Thing is, the freelance copyeditors who are being hired by cost-conscious publishing houses these days are fresh out of college and go by those strict interpretations of rules Lisa mentioned. The good news is that about half way thru a ms, they lose interest and stop making all their little red marks. So undoing their nitpicky changes gets easier.

kathie said...

Funny post, Mike. I fear I'll be giving you fits with my grammar. I did learn it formally, but mostly I write by ear. Which goes right to your issue--language must morph at the spoken level much faster than the written. I'd think so anyway. Hope your day is poor grammar free!

Tory said...

In general, I accept the premise that language is fluid and word useage changes over time. Still . . .

Impact is JUST NOT a verb!

Kristine said...

Funny post, Mike!

It's a good thing we've got you around here to help kept us in line.

mike said...

Kristine--thank God you didn't write "keep we in line"! (hmmm, small joke)
Lisa--I agree with you on that one. Maybe at that grade level it's just easier to teach strict rules rather than nuance.
Joyce--I don't think I'd last a day in your job! You have my sympathy.
Kathie--My dirty little secret is that I'm forever confusing it's and its and there and they're. I blame that on my typing--I type faster than I think. But lately I've become totally confused over whether something is less than or fewer than. Which is why I keep several reference guides handy--my favorite being The New York Public Library Writer's Guide to Style and Usage.

Pat said...

Lisa-Now I'm confused...How would you conclude a sentence that begins with "howscome?" As in "Howscome yins jagoffs is always late, n'ant?"

Joyce said...

Pat, I am SO glad I wasn't drinking anything when I read your comment. It would not have been pretty!

Gina said...

Mike, I share your concerns with commas. I work with a lot of folks who went to grade school in the no-grammar era. One woman assured me that she'd been taught that it's correct to use a comma wherever she would stop to breathe. [She must be breathing in some pretty odd places -- a made up example true to her style: The little old house, stood in the darkest part of, the forest where the wicked old witch had built, it herself."] My other gripe is spelling -- I miss "led." Just because "read" is the past tense of "read" doesn't mean that "lead" is the past tense of "lead." Right? And what about spit?? Isn't "spat" the past tense of "spit"? I grind my teeth when I see "spit" as the past tense, but I'm ready to punch walls when I see "spitted" (unless they're talking about a roasting fowl, of course). Grrrr. [Or should that be Grrrr!?]

Anonymous said...

Well, folks, the lovely thing about language is that it is, by nature, progressive!
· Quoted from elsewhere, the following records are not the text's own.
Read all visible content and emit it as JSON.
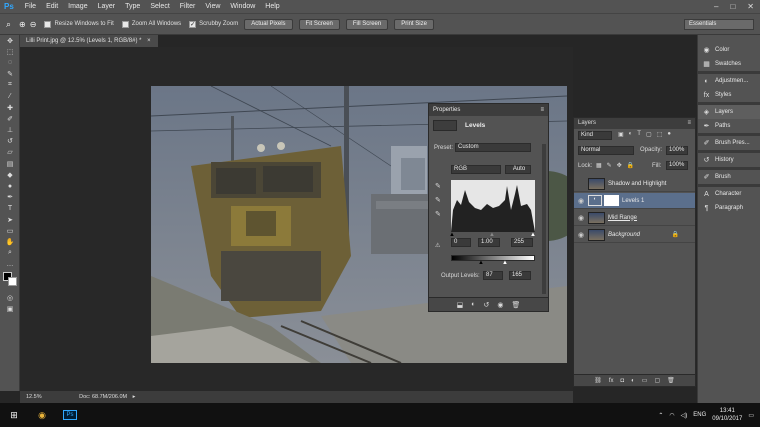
{
  "menubar": {
    "logo": "Ps",
    "items": [
      "File",
      "Edit",
      "Image",
      "Layer",
      "Type",
      "Select",
      "Filter",
      "View",
      "Window",
      "Help"
    ],
    "controls": [
      "–",
      "□",
      "✕"
    ]
  },
  "options": {
    "checks": [
      {
        "label": "Resize Windows to Fit",
        "checked": false
      },
      {
        "label": "Zoom All Windows",
        "checked": false
      },
      {
        "label": "Scrubby Zoom",
        "checked": true
      }
    ],
    "buttons": [
      "Actual Pixels",
      "Fit Screen",
      "Fill Screen",
      "Print Size"
    ],
    "workspace": "Essentials"
  },
  "document": {
    "tab": "Lilli Print.jpg @ 12.5% (Levels 1, RGB/8#) *",
    "zoom": "12.5%",
    "doc_info": "Doc: 68.7M/206.0M"
  },
  "properties": {
    "title": "Properties",
    "panel_name": "Levels",
    "preset_label": "Preset:",
    "preset_value": "Custom",
    "channel": "RGB",
    "auto": "Auto",
    "input_black": "0",
    "input_gamma": "1.00",
    "input_white": "255",
    "output_label": "Output Levels:",
    "output_black": "87",
    "output_white": "165"
  },
  "strip": {
    "items": [
      "Color",
      "Swatches",
      "Adjustmen...",
      "Styles",
      "Layers",
      "Paths",
      "Brush Pres...",
      "History",
      "Brush",
      "Character",
      "Paragraph"
    ]
  },
  "layers": {
    "title": "Layers",
    "filter": "Kind",
    "blend": "Normal",
    "opacity_label": "Opacity:",
    "opacity": "100%",
    "lock_label": "Lock:",
    "fill_label": "Fill:",
    "fill": "100%",
    "rows": [
      {
        "name": "Shadow and Highlight"
      },
      {
        "name": "Levels 1"
      },
      {
        "name": "Mid Range"
      },
      {
        "name": "Background"
      }
    ]
  },
  "taskbar": {
    "lang": "ENG",
    "time": "13:41",
    "date": "09/10/2017"
  },
  "colors": {
    "accent": "#31a8ff",
    "panel": "#535353",
    "canvas": "#282828"
  }
}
It is always changing!

That means:
1. The rules you learned waaaaay back when you were in grade school may not necessarily apply anymore!
2. Language is a perfect medium for social change! Think the fifties were oppressive and freaky times? Then let's ditch their oppressive rules! Changing the way we use language creates a distinction between then and now.

We should also realize that spoken language can be formal or colloquial, as can written language. Just because it is written, doesn't mean it has to fit your strict ideology on what is right or wrong.

While I agree that educated people should have basic knowledge of grammar and spelling rules, these nitpicky points say more about the picker than the picked! You pickers are not letting the English language evolve!

Luckily, you writer types are in a position of power here! We may not always be able to elect progressive folks to our government, but we can allow progress in language (I feel a past progressive joke is in order here, but I can't think of one!).

"Eff" the octogenarians who wrote our grammar books!


kathie said...

Wow, a searing response from Anonymous, huh? When do I get my author powers?

mr. guy said...

Well 'anonymous,' I couldn't agree more. Language is a democratic institution: the people have the power to change it. Over time and with enough lipservice, they can even transform a noun into a verb.

Power to the speaking masses!